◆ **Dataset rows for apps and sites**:
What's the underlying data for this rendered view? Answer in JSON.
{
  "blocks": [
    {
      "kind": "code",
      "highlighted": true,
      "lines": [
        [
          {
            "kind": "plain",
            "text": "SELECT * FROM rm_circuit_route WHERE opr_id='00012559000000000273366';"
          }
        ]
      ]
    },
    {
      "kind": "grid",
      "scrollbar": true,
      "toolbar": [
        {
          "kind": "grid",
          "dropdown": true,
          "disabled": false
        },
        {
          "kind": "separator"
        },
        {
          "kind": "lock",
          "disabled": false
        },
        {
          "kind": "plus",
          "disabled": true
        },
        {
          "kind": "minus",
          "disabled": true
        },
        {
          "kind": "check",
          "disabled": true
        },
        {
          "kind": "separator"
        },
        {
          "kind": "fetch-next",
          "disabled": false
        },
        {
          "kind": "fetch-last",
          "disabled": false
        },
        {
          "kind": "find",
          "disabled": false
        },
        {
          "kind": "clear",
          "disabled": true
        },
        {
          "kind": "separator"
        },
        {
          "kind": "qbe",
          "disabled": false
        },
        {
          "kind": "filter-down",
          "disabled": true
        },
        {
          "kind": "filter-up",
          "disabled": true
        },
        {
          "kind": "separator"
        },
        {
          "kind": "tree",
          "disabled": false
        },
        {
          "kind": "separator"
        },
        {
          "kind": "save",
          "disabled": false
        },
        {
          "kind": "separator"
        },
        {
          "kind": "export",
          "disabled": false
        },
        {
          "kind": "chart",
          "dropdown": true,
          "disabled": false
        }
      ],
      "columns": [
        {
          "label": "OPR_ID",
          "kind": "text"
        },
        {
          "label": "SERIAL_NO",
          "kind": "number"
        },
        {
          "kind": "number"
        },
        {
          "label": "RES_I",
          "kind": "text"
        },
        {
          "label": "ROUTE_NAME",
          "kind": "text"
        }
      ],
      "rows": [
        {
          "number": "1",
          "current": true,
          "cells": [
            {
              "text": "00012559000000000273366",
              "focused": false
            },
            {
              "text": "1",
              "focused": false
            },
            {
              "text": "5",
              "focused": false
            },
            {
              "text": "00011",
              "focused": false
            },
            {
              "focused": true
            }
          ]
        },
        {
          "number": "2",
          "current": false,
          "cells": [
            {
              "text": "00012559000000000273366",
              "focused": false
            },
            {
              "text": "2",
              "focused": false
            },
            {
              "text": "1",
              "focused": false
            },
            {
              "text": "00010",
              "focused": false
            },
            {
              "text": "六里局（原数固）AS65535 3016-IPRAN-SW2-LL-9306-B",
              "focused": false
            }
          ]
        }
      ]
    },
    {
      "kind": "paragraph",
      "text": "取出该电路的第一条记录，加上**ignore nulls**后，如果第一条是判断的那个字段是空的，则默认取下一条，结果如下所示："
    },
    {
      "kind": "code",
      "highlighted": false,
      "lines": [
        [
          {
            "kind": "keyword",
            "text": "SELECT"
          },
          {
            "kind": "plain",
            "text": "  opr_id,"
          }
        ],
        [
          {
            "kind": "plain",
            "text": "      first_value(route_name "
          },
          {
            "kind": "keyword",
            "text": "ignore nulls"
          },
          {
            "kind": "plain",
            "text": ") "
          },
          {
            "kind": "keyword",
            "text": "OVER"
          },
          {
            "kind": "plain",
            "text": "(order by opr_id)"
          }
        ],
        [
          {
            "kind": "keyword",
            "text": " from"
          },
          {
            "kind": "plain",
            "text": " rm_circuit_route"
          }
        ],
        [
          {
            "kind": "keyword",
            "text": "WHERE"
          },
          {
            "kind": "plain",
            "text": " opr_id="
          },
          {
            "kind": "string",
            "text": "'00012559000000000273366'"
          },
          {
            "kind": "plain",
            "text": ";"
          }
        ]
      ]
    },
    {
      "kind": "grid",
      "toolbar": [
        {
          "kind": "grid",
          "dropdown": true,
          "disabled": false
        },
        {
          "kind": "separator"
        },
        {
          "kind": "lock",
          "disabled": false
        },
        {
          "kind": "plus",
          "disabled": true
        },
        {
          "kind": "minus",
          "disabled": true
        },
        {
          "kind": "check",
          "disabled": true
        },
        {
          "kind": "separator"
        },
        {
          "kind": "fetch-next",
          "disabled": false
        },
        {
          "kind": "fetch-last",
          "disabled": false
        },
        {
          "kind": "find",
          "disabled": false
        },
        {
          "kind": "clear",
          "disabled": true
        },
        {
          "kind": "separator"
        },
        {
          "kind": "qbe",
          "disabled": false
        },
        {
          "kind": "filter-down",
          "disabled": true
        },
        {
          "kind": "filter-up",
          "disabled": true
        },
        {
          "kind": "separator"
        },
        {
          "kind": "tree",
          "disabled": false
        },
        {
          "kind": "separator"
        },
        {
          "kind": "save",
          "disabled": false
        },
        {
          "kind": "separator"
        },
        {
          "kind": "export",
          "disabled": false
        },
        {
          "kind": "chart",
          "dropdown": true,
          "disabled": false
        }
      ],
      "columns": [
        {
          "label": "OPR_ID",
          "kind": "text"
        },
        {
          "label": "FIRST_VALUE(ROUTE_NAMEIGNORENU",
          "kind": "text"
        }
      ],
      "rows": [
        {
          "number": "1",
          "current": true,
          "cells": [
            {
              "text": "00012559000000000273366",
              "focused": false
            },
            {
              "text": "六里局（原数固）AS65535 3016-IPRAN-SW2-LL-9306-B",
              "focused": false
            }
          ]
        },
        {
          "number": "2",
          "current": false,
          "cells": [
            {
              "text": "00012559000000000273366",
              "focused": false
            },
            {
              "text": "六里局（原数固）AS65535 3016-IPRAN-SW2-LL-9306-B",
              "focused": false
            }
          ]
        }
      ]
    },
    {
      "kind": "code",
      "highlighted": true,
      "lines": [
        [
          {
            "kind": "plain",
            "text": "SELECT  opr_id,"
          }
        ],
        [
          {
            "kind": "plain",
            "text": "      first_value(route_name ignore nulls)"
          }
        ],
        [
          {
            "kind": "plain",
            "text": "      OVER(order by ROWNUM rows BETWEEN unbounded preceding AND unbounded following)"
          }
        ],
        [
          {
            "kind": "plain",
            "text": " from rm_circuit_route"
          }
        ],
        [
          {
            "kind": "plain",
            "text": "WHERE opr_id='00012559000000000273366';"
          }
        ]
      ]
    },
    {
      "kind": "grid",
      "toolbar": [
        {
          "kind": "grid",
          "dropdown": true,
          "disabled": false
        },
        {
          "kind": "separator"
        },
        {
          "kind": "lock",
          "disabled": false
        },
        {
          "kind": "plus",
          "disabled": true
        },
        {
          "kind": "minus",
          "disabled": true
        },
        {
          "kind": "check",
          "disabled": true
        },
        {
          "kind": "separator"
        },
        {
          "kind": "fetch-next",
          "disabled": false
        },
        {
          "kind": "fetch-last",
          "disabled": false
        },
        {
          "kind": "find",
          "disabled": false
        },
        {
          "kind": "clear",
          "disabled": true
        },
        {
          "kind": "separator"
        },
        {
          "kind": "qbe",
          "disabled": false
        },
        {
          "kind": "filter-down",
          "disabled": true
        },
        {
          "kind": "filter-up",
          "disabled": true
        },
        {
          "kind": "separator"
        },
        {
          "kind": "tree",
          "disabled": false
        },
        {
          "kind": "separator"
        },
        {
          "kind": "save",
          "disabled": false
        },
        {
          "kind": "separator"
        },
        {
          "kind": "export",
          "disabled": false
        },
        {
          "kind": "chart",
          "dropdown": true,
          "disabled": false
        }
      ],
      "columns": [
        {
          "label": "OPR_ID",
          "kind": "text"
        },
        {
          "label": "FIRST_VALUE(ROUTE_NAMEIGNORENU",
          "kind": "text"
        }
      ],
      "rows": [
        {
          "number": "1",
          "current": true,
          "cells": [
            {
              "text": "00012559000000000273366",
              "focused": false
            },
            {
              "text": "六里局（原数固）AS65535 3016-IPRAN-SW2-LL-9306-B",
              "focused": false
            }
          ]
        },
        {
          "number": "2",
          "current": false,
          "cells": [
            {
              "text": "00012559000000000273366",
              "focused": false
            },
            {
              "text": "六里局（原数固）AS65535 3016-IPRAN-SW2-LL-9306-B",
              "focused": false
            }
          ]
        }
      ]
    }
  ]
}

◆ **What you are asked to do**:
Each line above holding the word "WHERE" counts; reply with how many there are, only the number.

◆ **Written answer**:
3